In Aurora, dozens of volunteers gathered to prepare hundreds of meals for people in need, in honor of Dr. King's passion for uplifting communities.

“If you're off because it's a holiday, take that time to reflect. What does the holiday mean? What does it mean to you? And how do you want to represent that holiday?" said Regina Edmondson, owner and operator of CME Catering Services. “Food is a form of communication, and so when you're able to go out into the community and give food, you're communicating to everyone, 'We see you, we care about you, we love you, we're here for you.'”

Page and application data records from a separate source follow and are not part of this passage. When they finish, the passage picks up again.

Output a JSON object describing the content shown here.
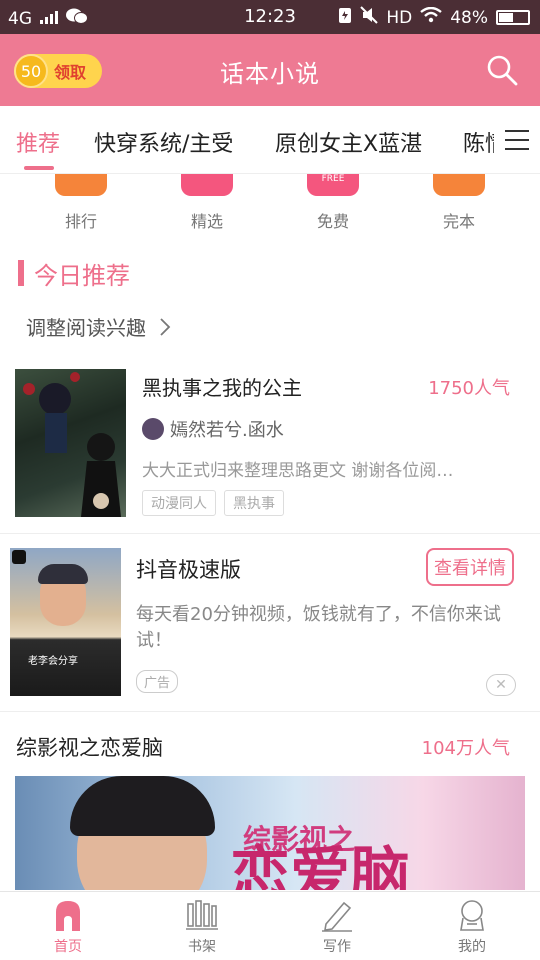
{
  "status_bar": {
    "network": "4G",
    "time": "12:23",
    "hd": "HD",
    "battery": "48%"
  },
  "header": {
    "coin_count": "50",
    "coin_label": "领取",
    "title": "话本小说"
  },
  "tabs": [
    {
      "label": "推荐",
      "active": true
    },
    {
      "label": "快穿系统/主受"
    },
    {
      "label": "原创女主X蓝湛"
    },
    {
      "label": "陈情"
    }
  ],
  "categories": [
    {
      "label": "排行",
      "color": "#f5843a"
    },
    {
      "label": "精选",
      "color": "#f4567e"
    },
    {
      "label": "免费",
      "color": "#f4567e",
      "badge": "FREE"
    },
    {
      "label": "完本",
      "color": "#f5843a"
    }
  ],
  "section": {
    "title": "今日推荐",
    "adjust": "调整阅读兴趣"
  },
  "book1": {
    "title": "黑执事之我的公主",
    "popularity": "1750人气",
    "author": "嫣然若兮.函水",
    "description": "大大正式归来整理思路更文 谢谢各位阅…",
    "tags": [
      "动漫同人",
      "黑执事"
    ]
  },
  "ad": {
    "title": "抖音极速版",
    "detail_button": "查看详情",
    "description": "每天看20分钟视频，饭钱就有了，不信你来试试！",
    "tag": "广告",
    "image_caption": "老李会分享"
  },
  "book2": {
    "title": "综影视之恋爱脑",
    "popularity": "104万人气",
    "banner_line1": "综影视之",
    "banner_line2": "恋爱脑"
  },
  "bottom_nav": [
    {
      "label": "首页",
      "active": true
    },
    {
      "label": "书架"
    },
    {
      "label": "写作"
    },
    {
      "label": "我的"
    }
  ],
  "colors": {
    "brand": "#ee7a93",
    "accent": "#ee6f8b",
    "status_bar": "#4b2e35"
  }
}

Edmondson says her catering service partnered with Brother Jeff's Cultural Center to make the food donations possible. The meals were distributed throughout the Denver metro area to people who had filled out a form online describing their needs.

“Honestly, the thing that keeps going on in my mind is, 'This could be me. I could be on the other end of this,'" said Jason Lester, who volunteered his time Monday. “I'm contributing to something bigger than myself."

Many of the volunteers say this opportunity to give back is something Dr. King would have supported.

“This is what it's all about. This is what he would have wanted," said volunteer Stephen Walker. "It’s all about helping the other human being if you can.”

Those behind the service say this is the second year they have done this in Aurora. However, Brother Jeff's Cultural Center has hosted similar events in honor of Martin Luther King, Jr. Day since 1995.

Meanwhile, Rev. Dr. Martin Luther King Jr.'s family spent Monday promoting new federal laws that would make it easier for people across the country to vote.

“Your voice is heard, it is noted. And that’s why it is of the utmost importance that the Congress and our president, Democrats and Republicans, must find a way to restore the sanctity of our voting process in America," said Farris, Jr. "If we don’t, we’re in for a lot of hurt, hate, and violence."